An online magazine based in Philadelphia has relearned a hard truth: brick-and-mortar business is not easy.

Next City is a magazine about urban design and the health of cities around the world. To get a street-level perspective on cities, the small staff of editors moved into a open-plan, storefront space on Girard Avenue in the troubled Brewerytown neighborhood.

"Part of the idea was to change the inputs and outputs of the media we were producing," said executive director Diana Lind. "Really trying to incorporate the day-to-day experience of life in Brewerytown and at a more street-level dynamics of the city. That would change the content we were producing."

Lind says their direct engagement with problems many urban neighborhoods face -- including food deserts where supermarkets don't exist and erratic public transportation -- spurred the staff to produce stories about those issues.

Some of the challenges faced by struggling neighborhoods ultimately drove Next City out of Brewerytown.

Lind says she was facing increased rent for the still-rough space that had no air conditioning. The magazine had difficulty finding funds to program art installations and public engagement events, which were a key reason to have a neighborhood space. Also, Brewerytown is not centrally located.

"It was a quality of life issue for our staff," said Lind. "None of our staff lived in the neighborhood, some of us were dealing with 45-minute commutes, both ways."

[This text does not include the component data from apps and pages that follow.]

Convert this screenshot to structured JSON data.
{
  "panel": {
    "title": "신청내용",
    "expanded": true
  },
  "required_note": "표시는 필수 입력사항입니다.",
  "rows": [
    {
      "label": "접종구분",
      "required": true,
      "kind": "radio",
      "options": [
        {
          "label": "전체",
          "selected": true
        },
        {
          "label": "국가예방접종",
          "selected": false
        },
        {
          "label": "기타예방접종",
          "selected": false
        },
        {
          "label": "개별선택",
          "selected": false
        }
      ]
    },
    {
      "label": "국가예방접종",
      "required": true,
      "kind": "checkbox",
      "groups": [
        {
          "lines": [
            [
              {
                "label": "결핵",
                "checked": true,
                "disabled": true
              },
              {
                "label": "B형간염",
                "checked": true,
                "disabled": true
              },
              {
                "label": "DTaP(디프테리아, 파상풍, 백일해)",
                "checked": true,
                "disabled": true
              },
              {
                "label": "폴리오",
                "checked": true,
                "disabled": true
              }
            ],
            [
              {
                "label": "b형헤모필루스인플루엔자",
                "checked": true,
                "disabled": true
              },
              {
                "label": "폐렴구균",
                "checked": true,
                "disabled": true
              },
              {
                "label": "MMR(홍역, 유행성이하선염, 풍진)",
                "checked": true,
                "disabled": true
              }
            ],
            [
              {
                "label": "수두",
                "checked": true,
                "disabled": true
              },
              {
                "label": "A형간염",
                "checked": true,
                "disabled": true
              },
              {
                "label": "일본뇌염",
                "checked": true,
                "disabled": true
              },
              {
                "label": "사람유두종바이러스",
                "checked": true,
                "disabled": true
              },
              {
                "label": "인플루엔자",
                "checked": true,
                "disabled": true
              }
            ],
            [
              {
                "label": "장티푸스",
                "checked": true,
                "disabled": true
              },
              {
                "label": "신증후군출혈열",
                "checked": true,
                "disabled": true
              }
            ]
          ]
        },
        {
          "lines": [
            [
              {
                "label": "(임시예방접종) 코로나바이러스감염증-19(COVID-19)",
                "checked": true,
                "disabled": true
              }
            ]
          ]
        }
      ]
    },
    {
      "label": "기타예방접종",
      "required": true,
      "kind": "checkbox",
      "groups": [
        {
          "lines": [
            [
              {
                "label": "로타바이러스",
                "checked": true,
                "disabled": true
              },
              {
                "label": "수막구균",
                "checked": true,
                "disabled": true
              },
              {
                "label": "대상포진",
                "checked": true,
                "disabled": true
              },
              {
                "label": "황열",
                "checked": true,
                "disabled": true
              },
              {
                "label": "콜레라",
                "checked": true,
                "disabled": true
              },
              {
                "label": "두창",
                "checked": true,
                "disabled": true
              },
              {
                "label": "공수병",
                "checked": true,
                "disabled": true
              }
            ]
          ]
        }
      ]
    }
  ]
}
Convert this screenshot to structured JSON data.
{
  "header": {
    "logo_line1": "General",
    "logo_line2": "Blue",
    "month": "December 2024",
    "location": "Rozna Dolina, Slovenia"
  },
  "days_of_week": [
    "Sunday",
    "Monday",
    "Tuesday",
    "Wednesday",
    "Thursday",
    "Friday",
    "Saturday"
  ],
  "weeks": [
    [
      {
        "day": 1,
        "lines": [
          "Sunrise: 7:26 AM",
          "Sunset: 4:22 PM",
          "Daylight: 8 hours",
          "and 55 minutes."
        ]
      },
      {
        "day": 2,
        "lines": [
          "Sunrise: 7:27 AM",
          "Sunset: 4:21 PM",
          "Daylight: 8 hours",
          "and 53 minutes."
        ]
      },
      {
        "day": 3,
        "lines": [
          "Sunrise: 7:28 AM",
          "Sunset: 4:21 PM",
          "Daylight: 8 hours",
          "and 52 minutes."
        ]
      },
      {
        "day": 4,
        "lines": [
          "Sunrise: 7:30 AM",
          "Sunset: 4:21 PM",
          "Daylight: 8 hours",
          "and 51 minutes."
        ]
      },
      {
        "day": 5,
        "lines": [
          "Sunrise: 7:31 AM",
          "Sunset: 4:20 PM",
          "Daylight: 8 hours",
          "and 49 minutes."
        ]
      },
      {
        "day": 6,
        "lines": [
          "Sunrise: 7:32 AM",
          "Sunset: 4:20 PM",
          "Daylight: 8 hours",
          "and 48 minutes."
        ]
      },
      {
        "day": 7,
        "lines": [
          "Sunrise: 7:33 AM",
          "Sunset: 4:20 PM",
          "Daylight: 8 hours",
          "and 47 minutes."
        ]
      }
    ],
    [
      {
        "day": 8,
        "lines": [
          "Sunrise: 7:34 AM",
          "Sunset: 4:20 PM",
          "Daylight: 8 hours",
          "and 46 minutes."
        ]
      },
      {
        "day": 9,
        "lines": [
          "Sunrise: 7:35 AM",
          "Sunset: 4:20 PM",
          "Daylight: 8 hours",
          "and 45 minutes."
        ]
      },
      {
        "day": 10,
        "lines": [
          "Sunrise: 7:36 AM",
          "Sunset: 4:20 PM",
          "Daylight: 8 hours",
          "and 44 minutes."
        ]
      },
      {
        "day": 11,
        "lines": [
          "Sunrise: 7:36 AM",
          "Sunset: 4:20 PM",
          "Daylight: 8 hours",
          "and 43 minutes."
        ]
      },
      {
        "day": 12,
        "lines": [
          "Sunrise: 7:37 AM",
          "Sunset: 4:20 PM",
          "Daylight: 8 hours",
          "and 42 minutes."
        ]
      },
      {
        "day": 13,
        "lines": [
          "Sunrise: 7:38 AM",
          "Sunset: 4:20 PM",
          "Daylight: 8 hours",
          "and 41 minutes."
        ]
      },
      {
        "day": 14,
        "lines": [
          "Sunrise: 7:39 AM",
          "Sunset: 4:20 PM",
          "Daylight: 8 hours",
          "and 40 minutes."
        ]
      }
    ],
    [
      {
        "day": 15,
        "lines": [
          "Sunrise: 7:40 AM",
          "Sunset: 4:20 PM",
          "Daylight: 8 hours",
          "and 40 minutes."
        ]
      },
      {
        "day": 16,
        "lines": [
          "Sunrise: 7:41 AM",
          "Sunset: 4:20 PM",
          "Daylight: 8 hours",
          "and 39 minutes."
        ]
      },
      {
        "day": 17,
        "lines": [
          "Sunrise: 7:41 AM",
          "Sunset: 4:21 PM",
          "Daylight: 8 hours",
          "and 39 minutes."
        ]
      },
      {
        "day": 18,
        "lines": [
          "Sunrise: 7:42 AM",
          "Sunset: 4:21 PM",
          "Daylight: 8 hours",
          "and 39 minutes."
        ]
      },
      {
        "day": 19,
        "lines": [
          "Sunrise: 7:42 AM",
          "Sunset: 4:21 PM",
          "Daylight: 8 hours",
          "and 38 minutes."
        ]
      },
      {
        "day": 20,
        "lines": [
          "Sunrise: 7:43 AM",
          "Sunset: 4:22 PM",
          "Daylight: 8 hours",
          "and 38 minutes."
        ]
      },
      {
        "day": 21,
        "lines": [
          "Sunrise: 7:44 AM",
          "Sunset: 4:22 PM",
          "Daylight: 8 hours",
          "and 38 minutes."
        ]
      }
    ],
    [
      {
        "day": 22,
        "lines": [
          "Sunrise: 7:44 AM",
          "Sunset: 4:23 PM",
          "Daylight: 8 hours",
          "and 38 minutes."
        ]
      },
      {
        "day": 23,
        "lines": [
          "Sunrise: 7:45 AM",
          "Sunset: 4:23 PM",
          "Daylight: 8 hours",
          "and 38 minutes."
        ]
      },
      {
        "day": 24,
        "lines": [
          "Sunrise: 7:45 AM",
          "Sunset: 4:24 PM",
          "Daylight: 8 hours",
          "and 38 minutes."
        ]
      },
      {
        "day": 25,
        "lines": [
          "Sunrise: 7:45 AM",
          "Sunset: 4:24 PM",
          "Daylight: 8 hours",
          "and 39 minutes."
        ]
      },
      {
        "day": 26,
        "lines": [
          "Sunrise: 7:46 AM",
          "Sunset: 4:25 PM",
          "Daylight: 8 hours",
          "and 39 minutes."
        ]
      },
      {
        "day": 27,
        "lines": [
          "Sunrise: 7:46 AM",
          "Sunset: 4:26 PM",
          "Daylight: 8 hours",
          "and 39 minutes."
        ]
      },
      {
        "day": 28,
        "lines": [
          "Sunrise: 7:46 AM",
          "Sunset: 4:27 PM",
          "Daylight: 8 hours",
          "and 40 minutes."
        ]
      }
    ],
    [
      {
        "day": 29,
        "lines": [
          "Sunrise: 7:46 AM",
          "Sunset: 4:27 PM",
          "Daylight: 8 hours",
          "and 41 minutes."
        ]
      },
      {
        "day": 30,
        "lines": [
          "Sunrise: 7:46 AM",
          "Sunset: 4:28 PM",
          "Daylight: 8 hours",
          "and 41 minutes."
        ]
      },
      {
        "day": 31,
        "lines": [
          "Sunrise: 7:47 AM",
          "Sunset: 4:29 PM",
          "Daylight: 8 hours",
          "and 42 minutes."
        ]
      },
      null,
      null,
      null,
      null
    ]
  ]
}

Next City is moving to a shared, co-working space in the Philadelphia Building on Chestnut Street.